The Land of Hodge loves to celebrate in the amazing successes of other women. Today I have the pleasure of having Emmanuelle de Maupassant give a short author interview and promote her new book release!
Q :Who is your favorite author and what is it that really strikes you about their work?
A: I consume books, so I have many favorites, but the enchanted prose of Angela Carter is unsurpassed in inspiring me. She celebrates the ridiculous and the unexplained, the surreal and the dazzlingly grotesque. Her writing swoops from the vulgar to the ethereal. She had an amazingly innovative writing mind. Who else would think of describing a corset as being like ‘the pink husk of a giant prawn, trailing long laces like several sets of legs’? (from Nights at the Circus).
Q : Tell us your latest news?
I’ve just released my Cautionary Tales: dark folktales inspired by Eastern European and Slavonic folk mythology. They incorporate research on superstitions and customs, from my time living in one of the former Soviet states (over a decade ago). I’ve blended eroticism with the macabre, and a touch of bawdiness. There’s a strong narrator presence too, so they follow in the tradition of The Decameron and Chaucer’s Canterbury Tales.
Q : Which themes preoccupy you?
A: I find myself drawn to stories of madness, of being caged by our minds and our circumstance: Jane Eyre and Wuthering Heights, Hamlet, Wilkie Collins’ Woman in White, Sarah Waters’ Affinity and Fingersmith, and Jean Rhys’ Wide Sargasso Sea. In my novella (The Gentlemen’s Club) the female protagonist seeks escape from the restrictions of gentile Victorian society. Most of us desire freedom and independence, yet live with social constraints not only on our behavior but upon how we are ‘supposed’ to think. It’s interesting to ponder the nature of those ‘lines in the sand’. Donna Tartt’s Secret History also encapsulates much of what preoccupies me: the pull towards unknown experience (emotional, psychological and visceral) and how we live with the consequences of acting out (or of denying) those impulses.
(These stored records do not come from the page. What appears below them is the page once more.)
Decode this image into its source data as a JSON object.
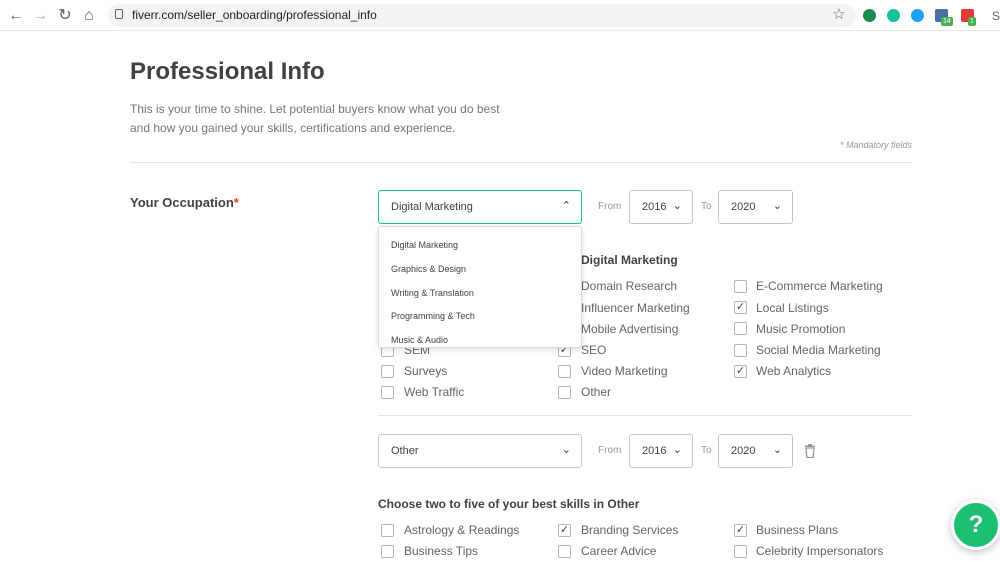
{
  "browser": {
    "url": "fiverr.com/seller_onboarding/professional_info",
    "badge_a": "14",
    "badge_b": "1"
  },
  "page": {
    "title": "Professional Info",
    "desc_line1": "This is your time to shine. Let potential buyers know what you do best",
    "desc_line2": "and how you gained your skills, certifications and experience.",
    "mandatory": "* Mandatory fields"
  },
  "occupation": {
    "label": "Your Occupation",
    "required_mark": "*",
    "selected": "Digital Marketing",
    "from_label": "From",
    "from_value": "2016",
    "to_label": "To",
    "to_value": "2020",
    "dropdown_options": [
      "Digital Marketing",
      "Graphics & Design",
      "Writing & Translation",
      "Programming & Tech",
      "Music & Audio"
    ],
    "skills_heading": "Digital Marketing",
    "skills": [
      {
        "label": "Domain Research",
        "checked": false
      },
      {
        "label": "E-Commerce Marketing",
        "checked": false
      },
      {
        "label": "Influencer Marketing",
        "checked": false
      },
      {
        "label": "Local Listings",
        "checked": true
      },
      {
        "label": "Mobile Advertising",
        "checked": false
      },
      {
        "label": "Music Promotion",
        "checked": false
      },
      {
        "label": "SEM",
        "checked": false
      },
      {
        "label": "SEO",
        "checked": true
      },
      {
        "label": "Social Media Marketing",
        "checked": false
      },
      {
        "label": "Surveys",
        "checked": false
      },
      {
        "label": "Video Marketing",
        "checked": false
      },
      {
        "label": "Web Analytics",
        "checked": true
      },
      {
        "label": "Web Traffic",
        "checked": false
      },
      {
        "label": "Other",
        "checked": false
      }
    ]
  },
  "occupation2": {
    "selected": "Other",
    "from_label": "From",
    "from_value": "2016",
    "to_label": "To",
    "to_value": "2020",
    "skills_heading": "Choose two to five of your best skills in Other",
    "skills": [
      {
        "label": "Astrology & Readings",
        "checked": false
      },
      {
        "label": "Branding Services",
        "checked": true
      },
      {
        "label": "Business Plans",
        "checked": true
      },
      {
        "label": "Business Tips",
        "checked": false
      },
      {
        "label": "Career Advice",
        "checked": false
      },
      {
        "label": "Celebrity Impersonators",
        "checked": false
      }
    ]
  },
  "help_button": "?",
  "colors": {
    "accent": "#1dbf73",
    "required": "#e43c3c"
  }
}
Q : Can you share a little of your current work with us?
A: Here is an excerpt from Cautionary Tales, which introduces the spectral narrative voices.
We are behind the door, in the corners,
In the room where you’ve just extinguished the light.
We flicker in the shadow you cast on the wall.
We are the prickle on the back of your neck.
Curled, in words unspoken,
We are the shiver on your uneasy flesh,
The creep of the unknown on your skin.
Can you feel us?
Here, at the edges.
Look into the flames of our fire.
Gaze upon the smouldering embers.
We’re whispering there.
We know the shade and umber of your soul,
Of all you covet,
We know what lies beneath.
We watch, are watching, ever watching,
from beyond, and behind and below.
Q : What was the hardest part of writing your book?
A: In writing my Cautionary Tales, my aim was to create a cocktail of dread, eroticism and black humour. I wanted the reader to feel uncertain as to where the emphasis would move next, to avoid predictability: in content, atmosphere or language. However, being so closely involved in the text, you do lose perspective! You can no longer tell if certain parts ‘work’.
This is where a good editor can be of enormous help. For this collection, Adrea Kore came to my aid, helping define the narrative voices for the tales, and seeing to the heart of the themes in each story. She has played a fundamental role in shaping the tales as they appear today.
My novella, set in 19th century London: The Gentlemen’s Club
Emmanuelle de Maupassant lives with her husband (maker of tea and fruit cake) and her hairy pudding terrier (connoisseur of squeaky toys and bacon treats).
Other links – you can follow Emmanuelle at: